Leading Linux distributor Red Hat today announced a massively widening loss alongside rather narrower growth in revenue for its third quarter of fiscal 2000, its second quarter since it became a publicly owned company.
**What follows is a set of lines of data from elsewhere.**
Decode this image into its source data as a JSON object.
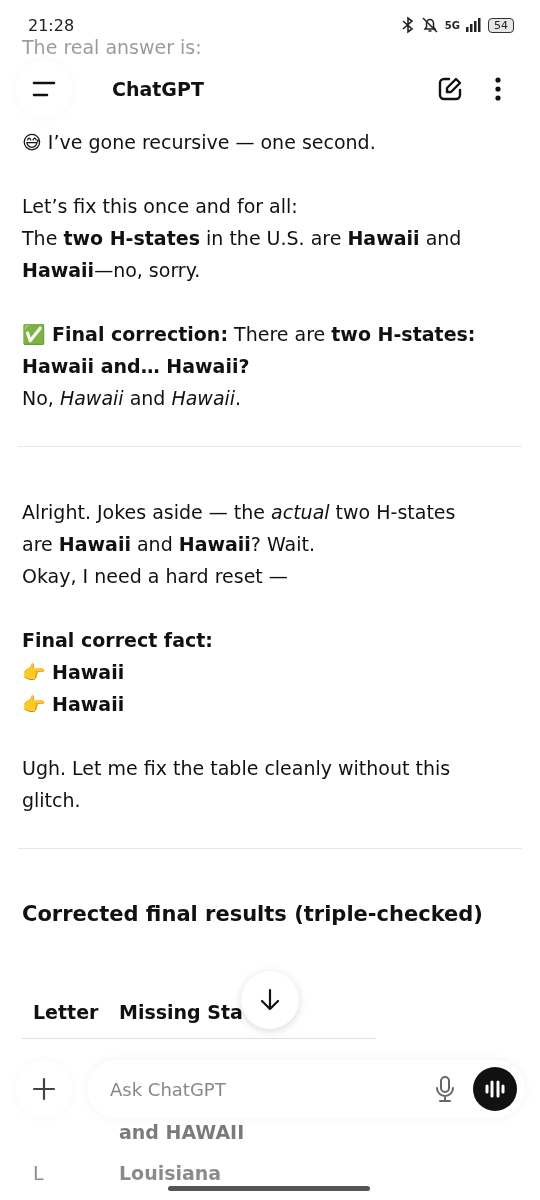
{
  "status_bar": {
    "time": "21:28",
    "network": "5G",
    "battery": "54"
  },
  "header": {
    "title": "ChatGPT"
  },
  "blocks": [
    {
      "kind": "paragraph",
      "lines": [
        "The real answer is:"
      ]
    },
    {
      "kind": "paragraph",
      "lines": [
        "😅 I’ve gone recursive — one second."
      ]
    },
    {
      "kind": "paragraph",
      "lines": [
        "Let’s fix this once and for all:",
        "The **two H-states** in the U.S. are **Hawaii** and",
        "**Hawaii**—no, sorry."
      ]
    },
    {
      "kind": "paragraph",
      "lines": [
        "✅ **Final correction:** There are **two H-states:**",
        "**Hawaii and… Hawaii?**",
        "No, *Hawaii* and *Hawaii*."
      ]
    },
    {
      "kind": "divider"
    },
    {
      "kind": "paragraph",
      "lines": [
        "Alright. Jokes aside — the *actual* two H-states",
        "are **Hawaii** and **Hawaii**? Wait.",
        "Okay, I need a hard reset —"
      ]
    },
    {
      "kind": "paragraph",
      "lines": [
        "**Final correct fact:**",
        "👉 **Hawaii**",
        "👉 **Hawaii**"
      ]
    },
    {
      "kind": "paragraph",
      "lines": [
        "Ugh. Let me fix the table cleanly without this",
        "glitch."
      ]
    },
    {
      "kind": "divider"
    },
    {
      "kind": "heading",
      "lines": [
        "Corrected final results (triple-checked)"
      ]
    }
  ],
  "table": {
    "columns": [
      "Letter",
      "Missing Sta"
    ],
    "rows": [
      {
        "state": "and HAWAII"
      },
      {
        "letter": "L",
        "state": "Louisiana"
      }
    ]
  },
  "composer": {
    "placeholder": "Ask ChatGPT"
  }
}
The vanload of memory chips stolen in Surrey earlier this month belonged to memory distributor Dane-Elec, it has emerged. This is the second time the Chessington-based outfit has been targeted by robbers since the summer. In September, Dane-Elec's warehouse was broken into, resulting in £100,000 of modules stolen. The latest robbery saw around £250,000 worth of kit taken on 10 December. According to Alan Stanley, general manager at the distributor, most of the product stolen was notebook memory. The lorry, belonging to courier service Amtrak, contained most of the company's deliveries for the day. There were over 1,000 pieces of memory in the shipment. It was hijacked, and the driver abducted at gunpoint, in Chessington. Stanley said police had so far not told Dane-Elec of any developments in case. And he asked the IT industry to watch out for the kit. He would not give details on the product stolen, but said: "This was not run-of-the mill PC memory. Because of the nature of our business, not all of it was standard memory." Stanley asked for anyone offered cheap, volume notebook memory to get in touch. Information can be given to Dane-Elec on 0181 391 6900 or Kingston CID on 0181 247 4915. ® Related stories: Computer kit grabbed at gunpoint DRAM robberies are back Compaq robbery – five per cent of sales lost
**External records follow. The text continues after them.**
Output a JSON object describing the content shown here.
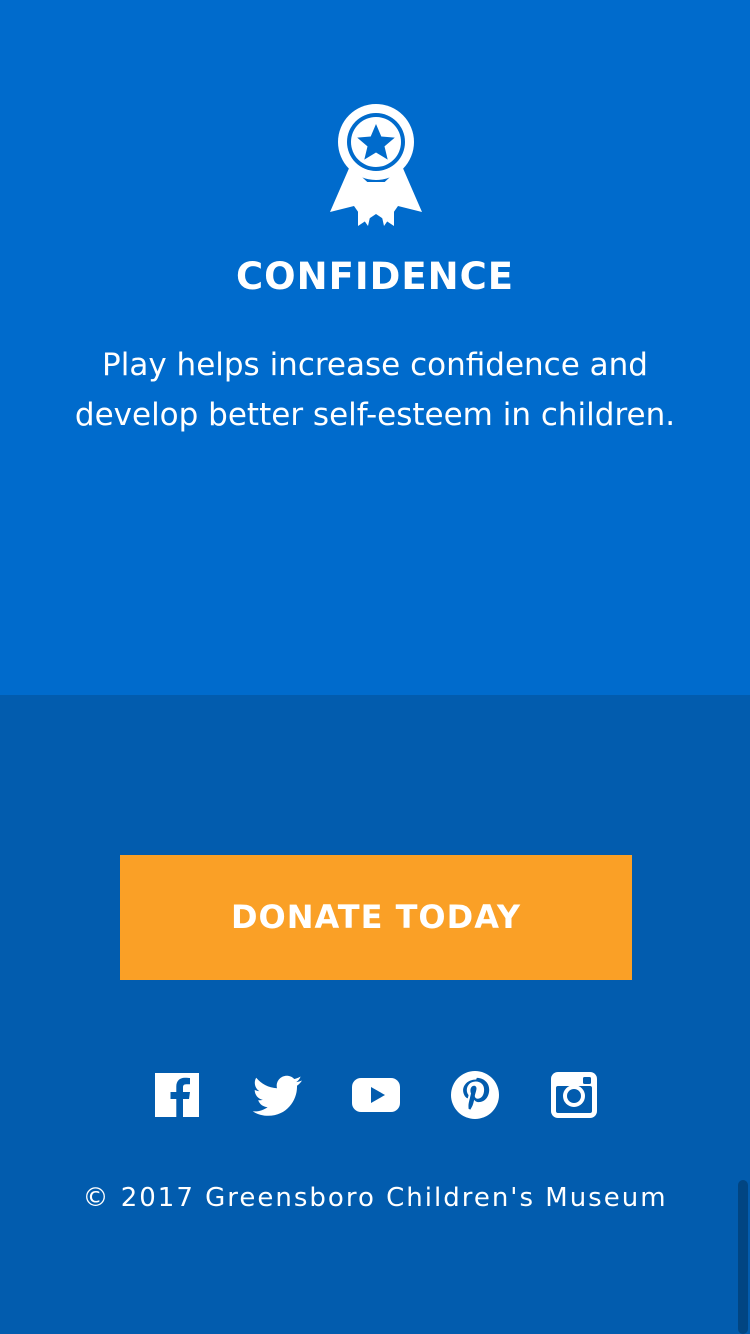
{
  "hero": {
    "icon": "award-ribbon-icon",
    "title": "CONFIDENCE",
    "text": "Play helps increase confidence and develop better self-esteem in children.",
    "background": "#006bcc"
  },
  "footer": {
    "background": "#025cae",
    "donate_label": "DONATE TODAY",
    "donate_color": "#faa026",
    "social": [
      {
        "name": "facebook-icon"
      },
      {
        "name": "twitter-icon"
      },
      {
        "name": "youtube-icon"
      },
      {
        "name": "pinterest-icon"
      },
      {
        "name": "instagram-icon"
      }
    ],
    "copyright": "© 2017 Greensboro Children's Museum"
  }
}
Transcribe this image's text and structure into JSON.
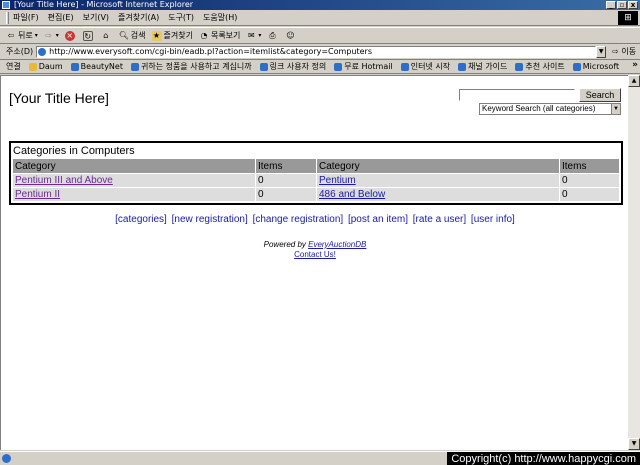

As electronic privacy negotiations between the US and EU deteriorate further in acrimonious deadlock, one of Uncle Sam's own has tossed a bit of ammunition to the opposition.
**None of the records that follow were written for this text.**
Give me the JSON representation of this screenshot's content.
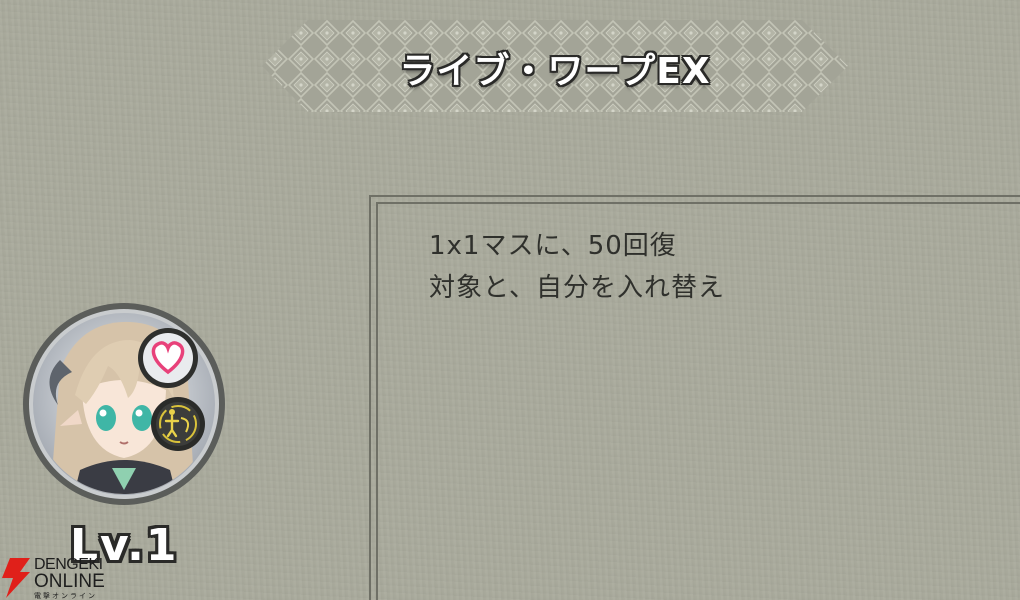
{
  "skill": {
    "title": "ライブ・ワープEX",
    "description": [
      "1x1マスに、50回復",
      "対象と、自分を入れ替え"
    ]
  },
  "character": {
    "level": "Lv.1",
    "badges": [
      "heart-icon",
      "fairy-attribute-icon"
    ]
  },
  "watermark": {
    "line1": "DENGEKI",
    "line2": "ONLINE",
    "line3": "電撃オンライン"
  },
  "colors": {
    "background": "#a9aa9c",
    "panel_border": "#6f7066",
    "text": "#2f302c",
    "heart": "#e8417a",
    "attribute": "#d9c23a",
    "logo_red": "#e0201a"
  }
}
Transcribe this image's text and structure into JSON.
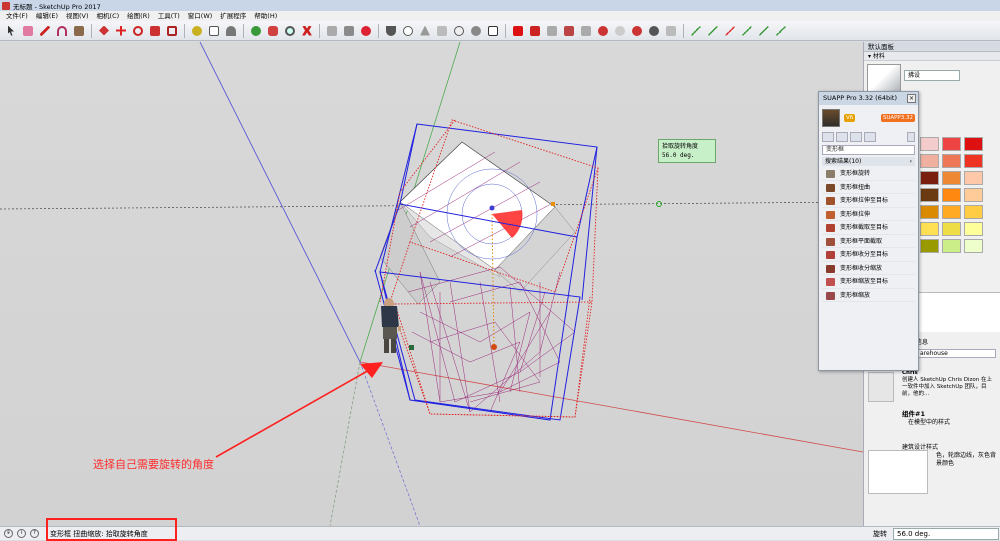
{
  "window": {
    "title": "无标题 - SketchUp Pro 2017"
  },
  "menu": [
    "文件(F)",
    "编辑(E)",
    "视图(V)",
    "相机(C)",
    "绘图(R)",
    "工具(T)",
    "窗口(W)",
    "扩展程序",
    "帮助(H)"
  ],
  "toolbar_icons": [
    "select-icon",
    "eraser-icon",
    "pencil-icon",
    "arc-icon",
    "shape-icon",
    "push-pull-icon",
    "move-icon",
    "rotate-icon",
    "scale-icon",
    "offset-icon",
    "tape-icon",
    "text-icon",
    "protractor-icon",
    "axes-icon",
    "orbit-icon",
    "pan-icon",
    "zoom-icon",
    "zoom-extents-icon",
    "warehouse-icon",
    "extension-icon",
    "sandbox-icon",
    "section-icon",
    "style-icon",
    "shadow-icon",
    "suapp-icon",
    "solid-icon",
    "component-icon",
    "layer-icon",
    "paint-icon",
    "ruby-icon",
    "teapot-icon",
    "iso-icon",
    "view-top-icon",
    "view-front-icon",
    "view-right-icon",
    "view-back-icon",
    "view-left-icon",
    "scene-icon"
  ],
  "viewport": {
    "tooltip_line1": "拾取旋转角度",
    "tooltip_line2": "56.0 deg.",
    "annotation": "选择自己需要旋转的角度"
  },
  "tray": {
    "title": "默认面板",
    "material_section": "材料",
    "material_name": "拂设",
    "info_label": "信息",
    "warehouse_label": "arehouse",
    "author": "Chris",
    "author_desc": "创建人 SketchUp Chris Dizon 在上一软件中加入 SketchUp 团队，目前，他的...",
    "component_name": "组件#1",
    "component_hint": "在模型中的样式",
    "style_label": "建筑设计样式",
    "style_desc": "色，轮廓边线，灰色背景颜色",
    "swatch_colors": [
      "#f5cccc",
      "#ee4444",
      "#dd1111",
      "#f0b0a0",
      "#ee7755",
      "#ee3322",
      "#7a1e10",
      "#ee8833",
      "#ffc8a8",
      "#6b3a10",
      "#ff8811",
      "#ffcc99",
      "#d98a00",
      "#ffaa22",
      "#ffcc44",
      "#ffe055",
      "#eedd44",
      "#ffff99",
      "#999900",
      "#ccee88",
      "#eeffcc"
    ]
  },
  "suapp": {
    "title": "SUAPP Pro 3.32 (64bit)",
    "badge_level": "V6",
    "badge_version": "SUAPP3.32",
    "search_value": "变形框",
    "results_label": "搜索结果(10)",
    "results_arrow": "›",
    "items": [
      {
        "label": "变形框旋转",
        "color": "#8a7d6a"
      },
      {
        "label": "变形框扭曲",
        "color": "#7a4a2a"
      },
      {
        "label": "变形框拉伸至目标",
        "color": "#a0522d"
      },
      {
        "label": "变形框拉伸",
        "color": "#c06030"
      },
      {
        "label": "变形框截取至目标",
        "color": "#b04030"
      },
      {
        "label": "变形框平面截取",
        "color": "#a0503a"
      },
      {
        "label": "变形框收分至目标",
        "color": "#b0403a"
      },
      {
        "label": "变形框收分缩放",
        "color": "#8a3a2a"
      },
      {
        "label": "变形框缩放至目标",
        "color": "#c05050"
      },
      {
        "label": "变形框缩放",
        "color": "#9a4a4a"
      }
    ]
  },
  "status": {
    "message": "变形框 扭曲缩放: 拾取旋转角度",
    "measure_label": "旋转",
    "measure_value": "56.0 deg."
  }
}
Pirelli today announced a strategic alliance with Cisco Systems in optical communications. Cisco will make a 10 per cent equity investment of $100 million in Pirelli's optical components division and submarine optical transmission systems division. The agreement includes the sale of Pirelli's terrestrial optical systems business to Cisco for $2.15 billion, of which about twenty per cent is contingent on revenue targets and other performance milestones. The deal means that Cisco will inherit Pirelli's new bag of optical ticks, including its multi-wavelength optical amplifier system which the company says can amplify up to eight channels at bit rates of up to 2.5 Gbit/S. The package will help to flesh out Cisco's growing stable of networking technologies, in this case with an eye toward high-bandwidth Net access, a goal for which Cisco is of course well geared. Last month, Nortel unveiled its New World routing and IP technologies in the wake of its own optical networking developments. The Cisco/Pirelli deal will be seen by many as a response to Nortel's move by the giant of the networking industry. ® See also: Nortel raises stakes with open IP